(ENTRIES SHOWN Opens)
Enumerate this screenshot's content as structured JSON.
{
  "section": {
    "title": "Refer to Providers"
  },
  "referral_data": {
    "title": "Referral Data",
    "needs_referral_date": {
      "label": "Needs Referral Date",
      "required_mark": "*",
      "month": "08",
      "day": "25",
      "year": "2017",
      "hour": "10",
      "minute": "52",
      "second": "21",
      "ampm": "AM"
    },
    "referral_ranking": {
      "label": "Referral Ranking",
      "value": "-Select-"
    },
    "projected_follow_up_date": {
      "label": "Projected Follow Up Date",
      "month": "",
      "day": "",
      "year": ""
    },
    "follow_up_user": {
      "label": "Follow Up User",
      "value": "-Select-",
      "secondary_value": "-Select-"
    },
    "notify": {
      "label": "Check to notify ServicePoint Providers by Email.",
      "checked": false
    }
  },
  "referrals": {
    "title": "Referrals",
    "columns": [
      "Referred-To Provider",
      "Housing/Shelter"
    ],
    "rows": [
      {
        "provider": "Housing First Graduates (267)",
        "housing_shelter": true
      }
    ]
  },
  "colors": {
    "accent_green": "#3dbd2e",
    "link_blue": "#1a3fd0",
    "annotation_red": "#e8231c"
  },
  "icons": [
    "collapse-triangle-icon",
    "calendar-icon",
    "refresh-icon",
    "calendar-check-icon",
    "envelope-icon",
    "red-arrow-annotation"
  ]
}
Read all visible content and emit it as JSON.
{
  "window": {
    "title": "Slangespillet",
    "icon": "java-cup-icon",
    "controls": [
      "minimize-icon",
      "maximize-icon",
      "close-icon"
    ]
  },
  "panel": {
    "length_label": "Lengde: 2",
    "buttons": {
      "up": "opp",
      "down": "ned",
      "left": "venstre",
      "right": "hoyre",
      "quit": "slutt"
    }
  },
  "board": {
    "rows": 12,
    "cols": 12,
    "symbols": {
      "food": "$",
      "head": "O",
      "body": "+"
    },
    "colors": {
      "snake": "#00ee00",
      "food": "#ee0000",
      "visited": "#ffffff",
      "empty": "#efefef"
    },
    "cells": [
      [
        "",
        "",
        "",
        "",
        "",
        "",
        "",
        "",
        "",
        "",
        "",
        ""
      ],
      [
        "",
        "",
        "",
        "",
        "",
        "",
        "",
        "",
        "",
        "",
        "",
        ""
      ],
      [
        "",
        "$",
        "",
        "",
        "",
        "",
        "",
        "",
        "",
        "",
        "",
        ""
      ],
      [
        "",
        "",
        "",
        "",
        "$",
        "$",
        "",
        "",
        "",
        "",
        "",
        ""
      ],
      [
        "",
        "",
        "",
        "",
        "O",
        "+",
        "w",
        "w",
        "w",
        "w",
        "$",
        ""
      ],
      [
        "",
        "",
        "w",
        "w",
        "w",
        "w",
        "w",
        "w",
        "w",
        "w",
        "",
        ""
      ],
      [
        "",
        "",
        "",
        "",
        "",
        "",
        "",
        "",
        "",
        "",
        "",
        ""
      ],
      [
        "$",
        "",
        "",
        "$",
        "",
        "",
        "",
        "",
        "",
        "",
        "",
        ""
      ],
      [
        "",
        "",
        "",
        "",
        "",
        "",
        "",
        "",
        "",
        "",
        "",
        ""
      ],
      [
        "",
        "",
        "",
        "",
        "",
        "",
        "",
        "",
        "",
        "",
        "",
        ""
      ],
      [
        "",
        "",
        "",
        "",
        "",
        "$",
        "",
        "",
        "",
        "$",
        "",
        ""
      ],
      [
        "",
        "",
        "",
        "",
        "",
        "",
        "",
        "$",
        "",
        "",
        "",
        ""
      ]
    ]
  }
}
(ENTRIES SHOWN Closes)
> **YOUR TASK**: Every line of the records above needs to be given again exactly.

> **SOLUTION TO THIS PROBLEM**:
Enumerate this screenshot's content as structured JSON.
{
  "section": {
    "title": "Refer to Providers"
  },
  "referral_data": {
    "title": "Referral Data",
    "needs_referral_date": {
      "label": "Needs Referral Date",
      "required_mark": "*",
      "month": "08",
      "day": "25",
      "year": "2017",
      "hour": "10",
      "minute": "52",
      "second": "21",
      "ampm": "AM"
    },
    "referral_ranking": {
      "label": "Referral Ranking",
      "value": "-Select-"
    },
    "projected_follow_up_date": {
      "label": "Projected Follow Up Date",
      "month": "",
      "day": "",
      "year": ""
    },
    "follow_up_user": {
      "label": "Follow Up User",
      "value": "-Select-",
      "secondary_value": "-Select-"
    },
    "notify": {
      "label": "Check to notify ServicePoint Providers by Email.",
      "checked": false
    }
  },
  "referrals": {
    "title": "Referrals",
    "columns": [
      "Referred-To Provider",
      "Housing/Shelter"
    ],
    "rows": [
      {
        "provider": "Housing First Graduates (267)",
        "housing_shelter": true
      }
    ]
  },
  "colors": {
    "accent_green": "#3dbd2e",
    "link_blue": "#1a3fd0",
    "annotation_red": "#e8231c"
  },
  "icons": [
    "collapse-triangle-icon",
    "calendar-icon",
    "refresh-icon",
    "calendar-check-icon",
    "envelope-icon",
    "red-arrow-annotation"
  ]
}
Read all visible content and emit it as JSON.
{
  "window": {
    "title": "Slangespillet",
    "icon": "java-cup-icon",
    "controls": [
      "minimize-icon",
      "maximize-icon",
      "close-icon"
    ]
  },
  "panel": {
    "length_label": "Lengde: 2",
    "buttons": {
      "up": "opp",
      "down": "ned",
      "left": "venstre",
      "right": "hoyre",
      "quit": "slutt"
    }
  },
  "board": {
    "rows": 12,
    "cols": 12,
    "symbols": {
      "food": "$",
      "head": "O",
      "body": "+"
    },
    "colors": {
      "snake": "#00ee00",
      "food": "#ee0000",
      "visited": "#ffffff",
      "empty": "#efefef"
    },
    "cells": [
      [
        "",
        "",
        "",
        "",
        "",
        "",
        "",
        "",
        "",
        "",
        "",
        ""
      ],
      [
        "",
        "",
        "",
        "",
        "",
        "",
        "",
        "",
        "",
        "",
        "",
        ""
      ],
      [
        "",
        "$",
        "",
        "",
        "",
        "",
        "",
        "",
        "",
        "",
        "",
        ""
      ],
      [
        "",
        "",
        "",
        "",
        "$",
        "$",
        "",
        "",
        "",
        "",
        "",
        ""
      ],
      [
        "",
        "",
        "",
        "",
        "O",
        "+",
        "w",
        "w",
        "w",
        "w",
        "$",
        ""
      ],
      [
        "",
        "",
        "w",
        "w",
        "w",
        "w",
        "w",
        "w",
        "w",
        "w",
        "",
        ""
      ],
      [
        "",
        "",
        "",
        "",
        "",
        "",
        "",
        "",
        "",
        "",
        "",
        ""
      ],
      [
        "$",
        "",
        "",
        "$",
        "",
        "",
        "",
        "",
        "",
        "",
        "",
        ""
      ],
      [
        "",
        "",
        "",
        "",
        "",
        "",
        "",
        "",
        "",
        "",
        "",
        ""
      ],
      [
        "",
        "",
        "",
        "",
        "",
        "",
        "",
        "",
        "",
        "",
        "",
        ""
      ],
      [
        "",
        "",
        "",
        "",
        "",
        "$",
        "",
        "",
        "",
        "$",
        "",
        ""
      ],
      [
        "",
        "",
        "",
        "",
        "",
        "",
        "",
        "$",
        "",
        "",
        "",
        ""
      ]
    ]
  }
}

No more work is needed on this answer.